_Data_
+ + + + + + +

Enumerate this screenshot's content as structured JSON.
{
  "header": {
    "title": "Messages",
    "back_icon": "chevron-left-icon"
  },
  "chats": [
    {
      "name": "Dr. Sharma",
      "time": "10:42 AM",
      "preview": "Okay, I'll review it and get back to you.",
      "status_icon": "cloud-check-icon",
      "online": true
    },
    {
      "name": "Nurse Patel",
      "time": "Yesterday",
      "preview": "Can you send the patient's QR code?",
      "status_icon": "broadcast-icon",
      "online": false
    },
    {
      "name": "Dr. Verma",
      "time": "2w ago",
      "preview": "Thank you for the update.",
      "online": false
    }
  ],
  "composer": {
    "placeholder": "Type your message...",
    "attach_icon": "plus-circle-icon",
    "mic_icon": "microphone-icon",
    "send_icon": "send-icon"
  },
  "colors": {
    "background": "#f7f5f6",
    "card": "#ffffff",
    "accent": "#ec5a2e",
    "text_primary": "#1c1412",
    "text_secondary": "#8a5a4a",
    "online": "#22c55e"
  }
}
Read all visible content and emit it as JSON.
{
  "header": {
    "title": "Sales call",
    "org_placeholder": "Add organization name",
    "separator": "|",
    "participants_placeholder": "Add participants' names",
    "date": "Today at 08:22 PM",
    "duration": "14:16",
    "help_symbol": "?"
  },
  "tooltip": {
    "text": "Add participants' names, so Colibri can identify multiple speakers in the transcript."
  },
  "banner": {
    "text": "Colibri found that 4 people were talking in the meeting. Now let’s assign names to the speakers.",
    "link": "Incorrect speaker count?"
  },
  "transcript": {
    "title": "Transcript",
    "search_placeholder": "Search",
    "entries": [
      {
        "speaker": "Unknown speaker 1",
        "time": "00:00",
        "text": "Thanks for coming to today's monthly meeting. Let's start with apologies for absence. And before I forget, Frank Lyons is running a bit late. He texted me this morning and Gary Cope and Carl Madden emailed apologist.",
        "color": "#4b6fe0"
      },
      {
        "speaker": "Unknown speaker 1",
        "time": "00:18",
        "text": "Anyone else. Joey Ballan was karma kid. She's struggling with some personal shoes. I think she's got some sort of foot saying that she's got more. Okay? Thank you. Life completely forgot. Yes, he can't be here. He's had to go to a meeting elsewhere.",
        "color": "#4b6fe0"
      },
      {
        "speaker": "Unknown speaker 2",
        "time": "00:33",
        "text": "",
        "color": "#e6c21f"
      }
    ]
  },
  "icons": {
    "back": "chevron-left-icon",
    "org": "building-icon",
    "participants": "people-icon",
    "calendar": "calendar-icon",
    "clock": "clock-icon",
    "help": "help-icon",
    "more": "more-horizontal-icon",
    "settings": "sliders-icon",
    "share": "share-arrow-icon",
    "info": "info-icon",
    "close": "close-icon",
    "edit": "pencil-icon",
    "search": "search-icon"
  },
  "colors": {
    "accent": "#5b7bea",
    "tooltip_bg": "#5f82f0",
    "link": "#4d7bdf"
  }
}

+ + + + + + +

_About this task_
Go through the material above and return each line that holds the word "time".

_Task result_
      "time": "10:42 AM",
      "time": "Yesterday",
      "time": "2w ago",
        "time": "00:00",
        "time": "00:18",
        "time": "00:33",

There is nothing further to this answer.